> Provided data
/---

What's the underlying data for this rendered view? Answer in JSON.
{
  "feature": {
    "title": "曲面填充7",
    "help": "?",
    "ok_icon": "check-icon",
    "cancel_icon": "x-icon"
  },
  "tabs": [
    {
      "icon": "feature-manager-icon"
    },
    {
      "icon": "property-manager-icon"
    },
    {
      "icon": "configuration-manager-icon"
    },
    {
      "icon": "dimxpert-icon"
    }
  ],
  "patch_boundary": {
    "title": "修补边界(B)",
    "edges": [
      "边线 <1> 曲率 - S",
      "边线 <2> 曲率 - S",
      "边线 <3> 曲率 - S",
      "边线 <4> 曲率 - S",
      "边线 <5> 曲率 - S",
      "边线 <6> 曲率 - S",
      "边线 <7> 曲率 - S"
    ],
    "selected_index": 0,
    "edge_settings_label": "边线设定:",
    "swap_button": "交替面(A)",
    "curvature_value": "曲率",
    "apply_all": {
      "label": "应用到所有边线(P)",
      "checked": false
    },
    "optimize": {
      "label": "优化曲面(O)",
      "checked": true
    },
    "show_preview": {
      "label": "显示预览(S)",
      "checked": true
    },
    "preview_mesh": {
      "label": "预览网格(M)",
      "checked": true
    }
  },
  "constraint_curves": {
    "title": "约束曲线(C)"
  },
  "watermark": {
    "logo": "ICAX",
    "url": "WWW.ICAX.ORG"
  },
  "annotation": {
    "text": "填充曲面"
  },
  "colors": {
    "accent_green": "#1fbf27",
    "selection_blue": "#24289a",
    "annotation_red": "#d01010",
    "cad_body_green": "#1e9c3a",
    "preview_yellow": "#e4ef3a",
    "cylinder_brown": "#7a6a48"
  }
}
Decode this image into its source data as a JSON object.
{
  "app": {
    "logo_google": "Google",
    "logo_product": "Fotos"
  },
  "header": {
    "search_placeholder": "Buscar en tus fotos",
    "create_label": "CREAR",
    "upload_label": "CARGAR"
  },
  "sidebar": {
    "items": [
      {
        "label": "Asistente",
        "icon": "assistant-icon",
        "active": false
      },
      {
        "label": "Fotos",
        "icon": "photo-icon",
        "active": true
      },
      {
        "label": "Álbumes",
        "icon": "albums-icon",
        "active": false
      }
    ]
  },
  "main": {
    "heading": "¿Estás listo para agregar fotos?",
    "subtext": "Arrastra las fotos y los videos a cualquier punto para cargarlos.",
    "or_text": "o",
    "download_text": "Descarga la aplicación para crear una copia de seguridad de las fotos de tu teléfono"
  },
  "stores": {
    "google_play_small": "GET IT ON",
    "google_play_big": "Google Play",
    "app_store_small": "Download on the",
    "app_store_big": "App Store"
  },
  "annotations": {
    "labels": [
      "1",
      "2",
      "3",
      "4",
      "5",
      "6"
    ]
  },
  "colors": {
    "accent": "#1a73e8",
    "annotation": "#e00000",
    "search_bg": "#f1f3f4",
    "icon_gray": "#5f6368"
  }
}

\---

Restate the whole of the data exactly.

> Output of the exercise
What's the underlying data for this rendered view? Answer in JSON.
{
  "feature": {
    "title": "曲面填充7",
    "help": "?",
    "ok_icon": "check-icon",
    "cancel_icon": "x-icon"
  },
  "tabs": [
    {
      "icon": "feature-manager-icon"
    },
    {
      "icon": "property-manager-icon"
    },
    {
      "icon": "configuration-manager-icon"
    },
    {
      "icon": "dimxpert-icon"
    }
  ],
  "patch_boundary": {
    "title": "修补边界(B)",
    "edges": [
      "边线 <1> 曲率 - S",
      "边线 <2> 曲率 - S",
      "边线 <3> 曲率 - S",
      "边线 <4> 曲率 - S",
      "边线 <5> 曲率 - S",
      "边线 <6> 曲率 - S",
      "边线 <7> 曲率 - S"
    ],
    "selected_index": 0,
    "edge_settings_label": "边线设定:",
    "swap_button": "交替面(A)",
    "curvature_value": "曲率",
    "apply_all": {
      "label": "应用到所有边线(P)",
      "checked": false
    },
    "optimize": {
      "label": "优化曲面(O)",
      "checked": true
    },
    "show_preview": {
      "label": "显示预览(S)",
      "checked": true
    },
    "preview_mesh": {
      "label": "预览网格(M)",
      "checked": true
    }
  },
  "constraint_curves": {
    "title": "约束曲线(C)"
  },
  "watermark": {
    "logo": "ICAX",
    "url": "WWW.ICAX.ORG"
  },
  "annotation": {
    "text": "填充曲面"
  },
  "colors": {
    "accent_green": "#1fbf27",
    "selection_blue": "#24289a",
    "annotation_red": "#d01010",
    "cad_body_green": "#1e9c3a",
    "preview_yellow": "#e4ef3a",
    "cylinder_brown": "#7a6a48"
  }
}
Decode this image into its source data as a JSON object.
{
  "app": {
    "logo_google": "Google",
    "logo_product": "Fotos"
  },
  "header": {
    "search_placeholder": "Buscar en tus fotos",
    "create_label": "CREAR",
    "upload_label": "CARGAR"
  },
  "sidebar": {
    "items": [
      {
        "label": "Asistente",
        "icon": "assistant-icon",
        "active": false
      },
      {
        "label": "Fotos",
        "icon": "photo-icon",
        "active": true
      },
      {
        "label": "Álbumes",
        "icon": "albums-icon",
        "active": false
      }
    ]
  },
  "main": {
    "heading": "¿Estás listo para agregar fotos?",
    "subtext": "Arrastra las fotos y los videos a cualquier punto para cargarlos.",
    "or_text": "o",
    "download_text": "Descarga la aplicación para crear una copia de seguridad de las fotos de tu teléfono"
  },
  "stores": {
    "google_play_small": "GET IT ON",
    "google_play_big": "Google Play",
    "app_store_small": "Download on the",
    "app_store_big": "App Store"
  },
  "annotations": {
    "labels": [
      "1",
      "2",
      "3",
      "4",
      "5",
      "6"
    ]
  },
  "colors": {
    "accent": "#1a73e8",
    "annotation": "#e00000",
    "search_bg": "#f1f3f4",
    "icon_gray": "#5f6368"
  }
}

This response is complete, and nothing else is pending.